Institute of Archaeology


Exhibiting the Misanthropocene as Method

15 June 2022, 4:00 pm–5:30 pm

Exhibiting the Misanthropocene as Method

The Archaeology-Heritage-Art Research Network public programme will continue on 15 June with a presentation by Dean Sully.

This event is free.

Event Information

Open to







Nastassja Simensky

Public Programme #4 : Dean Sully

The exhibition ‘Objects of the Misanthropocene: A Time-Travelling Exhibition from the Illegal Museum of Beyond’ features objects that have travelled back to us from different future worlds/alternative universes. The exhibition was developed as an online exhibition in August 2020, as a temporary display at UCL Slade School of Fine Art & Institute of Archaeology in January 2022, and will be installed as a temporary exhibition in the UCL Octagon Gallery in September 2022.

The exhibition aims to highlight the (un)certainty of authorising knowledge production involved in the fabrication of heritage stories of the past and the future. Several methods of experimental playfulness have been employed to disrupt the complex choreography of truth production, long enough to reimagine the reality of newly proposed worlds, to explore new ways to reveal implausible but real nows, and to realise preferable futures. Some examples of the Misanthropocene method will be discussed and you will all be invited to participate in a series of informal online workshops that will be arranged during the summer. These will aim to develop ideas about future/other worlds, and to fabricate additional exhibits for the exhibition.

Dean Sully is Associate Professor in Conservation at the UCL Institute of Archaeology, where he coordinates the MSc in Conservation for Archaeology and Museums. He is a coordinator of the Centre for Critical Heritage Studies' Curating the City Research Cluster, National Trust’s Conservation Advisor for Archaeological Artefacts, and Emeritus Scientist in Residence at the Slade School of Art. He studied conservation and gained his PhD at UCL and has worked as a conservation practitioner for the National Heritage Board (Singapore), The Museum of London, The British Museum, and Monmouthshire District Council Museum's Service.

His current research seeks to re-situate heritage practice, from maintaining the metastable authenticity of heritage places and objects towards co-curating ecosociologically-constituted multispecies worlds. It looks to move beyond concepts that continue to privilege human agencies that sustain inequalities, towards a pluriversity of affective ecosociological potentialities of (post)human and nonhuman agents. This is addressed via transarticulating sympoietic framing that brings creative practice and heritage processes into flux through experimental science-art worldings.
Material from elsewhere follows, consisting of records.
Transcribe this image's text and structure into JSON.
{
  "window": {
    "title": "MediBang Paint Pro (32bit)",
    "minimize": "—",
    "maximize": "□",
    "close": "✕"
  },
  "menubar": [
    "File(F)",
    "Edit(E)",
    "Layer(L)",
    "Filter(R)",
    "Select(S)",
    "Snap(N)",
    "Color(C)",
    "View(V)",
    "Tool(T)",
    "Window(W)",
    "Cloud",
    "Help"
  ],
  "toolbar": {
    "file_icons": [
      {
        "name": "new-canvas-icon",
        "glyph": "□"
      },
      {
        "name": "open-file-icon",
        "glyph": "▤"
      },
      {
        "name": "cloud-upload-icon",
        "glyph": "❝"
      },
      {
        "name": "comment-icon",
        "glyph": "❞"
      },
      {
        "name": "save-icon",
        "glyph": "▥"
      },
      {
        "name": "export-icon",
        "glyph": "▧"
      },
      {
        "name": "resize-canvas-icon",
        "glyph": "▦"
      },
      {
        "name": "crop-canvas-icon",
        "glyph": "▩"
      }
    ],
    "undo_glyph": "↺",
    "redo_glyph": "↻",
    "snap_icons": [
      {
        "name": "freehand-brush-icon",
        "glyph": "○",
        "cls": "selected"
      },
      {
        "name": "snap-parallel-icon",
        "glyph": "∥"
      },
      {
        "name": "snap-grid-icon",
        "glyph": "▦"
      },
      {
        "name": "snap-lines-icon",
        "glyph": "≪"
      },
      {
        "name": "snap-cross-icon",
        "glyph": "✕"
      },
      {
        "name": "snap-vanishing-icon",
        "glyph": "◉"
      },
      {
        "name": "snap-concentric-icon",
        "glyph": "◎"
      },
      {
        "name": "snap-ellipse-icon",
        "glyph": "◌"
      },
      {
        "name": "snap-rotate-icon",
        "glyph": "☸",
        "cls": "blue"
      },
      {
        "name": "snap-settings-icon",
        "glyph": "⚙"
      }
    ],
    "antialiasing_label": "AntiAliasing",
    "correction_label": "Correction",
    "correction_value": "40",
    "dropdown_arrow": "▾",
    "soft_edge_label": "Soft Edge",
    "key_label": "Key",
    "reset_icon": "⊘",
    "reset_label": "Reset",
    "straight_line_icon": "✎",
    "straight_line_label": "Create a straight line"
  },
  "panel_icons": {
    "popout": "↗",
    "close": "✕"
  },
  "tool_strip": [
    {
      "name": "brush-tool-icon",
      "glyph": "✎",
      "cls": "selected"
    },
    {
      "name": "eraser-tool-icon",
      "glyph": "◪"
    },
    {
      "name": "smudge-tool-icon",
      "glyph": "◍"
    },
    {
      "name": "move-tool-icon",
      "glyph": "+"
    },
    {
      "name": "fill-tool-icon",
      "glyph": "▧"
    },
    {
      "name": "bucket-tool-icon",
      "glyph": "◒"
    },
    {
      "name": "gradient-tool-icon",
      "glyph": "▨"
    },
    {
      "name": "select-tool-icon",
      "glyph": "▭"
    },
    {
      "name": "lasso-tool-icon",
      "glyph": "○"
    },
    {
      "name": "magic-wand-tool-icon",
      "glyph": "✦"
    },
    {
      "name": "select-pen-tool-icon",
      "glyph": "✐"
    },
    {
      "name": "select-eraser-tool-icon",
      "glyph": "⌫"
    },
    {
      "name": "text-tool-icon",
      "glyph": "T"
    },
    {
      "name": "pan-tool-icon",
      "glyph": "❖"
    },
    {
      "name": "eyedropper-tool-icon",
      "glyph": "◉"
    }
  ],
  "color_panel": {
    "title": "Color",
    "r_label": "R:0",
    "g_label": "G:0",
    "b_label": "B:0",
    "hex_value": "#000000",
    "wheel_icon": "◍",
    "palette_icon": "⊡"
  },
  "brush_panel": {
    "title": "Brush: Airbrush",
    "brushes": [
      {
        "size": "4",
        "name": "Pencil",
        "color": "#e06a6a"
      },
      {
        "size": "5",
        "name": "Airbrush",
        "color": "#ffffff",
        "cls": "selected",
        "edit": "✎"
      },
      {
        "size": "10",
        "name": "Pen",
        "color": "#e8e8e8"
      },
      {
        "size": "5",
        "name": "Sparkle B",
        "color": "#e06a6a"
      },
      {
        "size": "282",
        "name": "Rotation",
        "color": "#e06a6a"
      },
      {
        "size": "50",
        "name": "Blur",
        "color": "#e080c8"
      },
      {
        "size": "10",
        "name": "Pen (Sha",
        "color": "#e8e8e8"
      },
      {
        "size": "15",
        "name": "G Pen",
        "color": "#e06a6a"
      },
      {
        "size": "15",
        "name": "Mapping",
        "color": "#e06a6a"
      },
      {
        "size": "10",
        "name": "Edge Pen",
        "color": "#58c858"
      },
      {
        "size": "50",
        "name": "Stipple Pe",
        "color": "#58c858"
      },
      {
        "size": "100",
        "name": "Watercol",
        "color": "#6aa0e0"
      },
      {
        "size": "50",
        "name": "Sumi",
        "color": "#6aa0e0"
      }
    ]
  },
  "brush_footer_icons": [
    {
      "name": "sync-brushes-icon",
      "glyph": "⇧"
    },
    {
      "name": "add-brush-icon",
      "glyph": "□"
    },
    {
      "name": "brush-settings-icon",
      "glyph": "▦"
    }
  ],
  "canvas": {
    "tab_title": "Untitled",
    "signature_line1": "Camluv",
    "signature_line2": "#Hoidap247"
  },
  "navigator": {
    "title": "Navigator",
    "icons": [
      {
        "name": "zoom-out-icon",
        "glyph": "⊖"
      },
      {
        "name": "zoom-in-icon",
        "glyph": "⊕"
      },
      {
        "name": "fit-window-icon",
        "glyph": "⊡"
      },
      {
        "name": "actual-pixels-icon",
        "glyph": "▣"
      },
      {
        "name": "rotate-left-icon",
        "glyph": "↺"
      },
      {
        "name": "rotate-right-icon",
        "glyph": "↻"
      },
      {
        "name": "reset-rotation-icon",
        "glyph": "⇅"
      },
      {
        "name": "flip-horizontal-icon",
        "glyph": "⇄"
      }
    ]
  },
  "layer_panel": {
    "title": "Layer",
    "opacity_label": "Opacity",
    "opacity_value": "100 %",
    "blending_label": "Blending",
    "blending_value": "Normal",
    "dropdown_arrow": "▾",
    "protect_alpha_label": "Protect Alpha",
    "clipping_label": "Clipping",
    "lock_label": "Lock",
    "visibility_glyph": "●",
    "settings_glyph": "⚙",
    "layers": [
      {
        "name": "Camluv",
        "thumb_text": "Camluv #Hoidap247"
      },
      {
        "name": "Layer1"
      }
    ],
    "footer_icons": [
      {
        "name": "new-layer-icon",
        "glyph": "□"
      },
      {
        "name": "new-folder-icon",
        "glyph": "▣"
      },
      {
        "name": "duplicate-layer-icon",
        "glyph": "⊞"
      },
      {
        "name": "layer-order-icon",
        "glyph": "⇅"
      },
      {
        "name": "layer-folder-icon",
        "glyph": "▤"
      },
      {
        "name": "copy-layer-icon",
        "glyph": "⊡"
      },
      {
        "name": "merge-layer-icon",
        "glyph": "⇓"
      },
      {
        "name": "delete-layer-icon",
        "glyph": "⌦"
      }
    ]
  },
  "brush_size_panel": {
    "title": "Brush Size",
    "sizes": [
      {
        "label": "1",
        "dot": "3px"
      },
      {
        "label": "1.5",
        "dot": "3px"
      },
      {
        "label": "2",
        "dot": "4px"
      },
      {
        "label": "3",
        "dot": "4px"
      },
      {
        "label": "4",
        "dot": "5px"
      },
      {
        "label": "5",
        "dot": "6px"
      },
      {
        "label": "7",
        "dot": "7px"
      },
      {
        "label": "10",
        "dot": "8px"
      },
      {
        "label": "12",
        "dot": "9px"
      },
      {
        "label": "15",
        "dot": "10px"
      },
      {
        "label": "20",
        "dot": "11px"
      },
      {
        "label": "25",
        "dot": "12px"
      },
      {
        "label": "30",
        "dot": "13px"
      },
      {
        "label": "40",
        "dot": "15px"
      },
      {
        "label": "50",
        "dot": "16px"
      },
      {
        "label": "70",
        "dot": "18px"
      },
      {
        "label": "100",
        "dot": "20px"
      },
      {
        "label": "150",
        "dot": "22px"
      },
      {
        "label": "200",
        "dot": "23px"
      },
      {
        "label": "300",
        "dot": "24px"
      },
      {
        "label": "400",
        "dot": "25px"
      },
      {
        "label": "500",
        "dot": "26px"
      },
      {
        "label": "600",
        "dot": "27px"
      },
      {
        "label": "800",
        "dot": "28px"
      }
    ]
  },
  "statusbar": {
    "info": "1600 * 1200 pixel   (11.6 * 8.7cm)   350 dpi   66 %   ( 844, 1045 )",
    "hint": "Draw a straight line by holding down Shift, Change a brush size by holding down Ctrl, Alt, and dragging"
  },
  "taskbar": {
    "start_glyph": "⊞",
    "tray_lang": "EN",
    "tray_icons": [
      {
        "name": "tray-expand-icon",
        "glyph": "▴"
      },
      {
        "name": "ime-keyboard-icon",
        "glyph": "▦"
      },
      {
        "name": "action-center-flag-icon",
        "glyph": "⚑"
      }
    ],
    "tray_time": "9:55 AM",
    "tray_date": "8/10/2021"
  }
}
Heritage practice becomes the uncertain act of making common cause to repair damaged worlds by making more equitable, more-liveable, more-than-human worlds.

The event is open to all but please register via the link above.

Archaeology-Heritage-Art research network logo

The Archaeology-Heritage-Art Research Network examines the varied ways in which archaeology, heritage and art converge across a broad range of concepts and practices, from artistic interventions in the museum space to archaeological interpretations which deploy and take inspiration from contemporary art.

The AHA 2022 PROGRAMME: INTERDISCIPLINARY METHODOLOGIES is supported with a grant from the Centre for Critical Heritage Studies.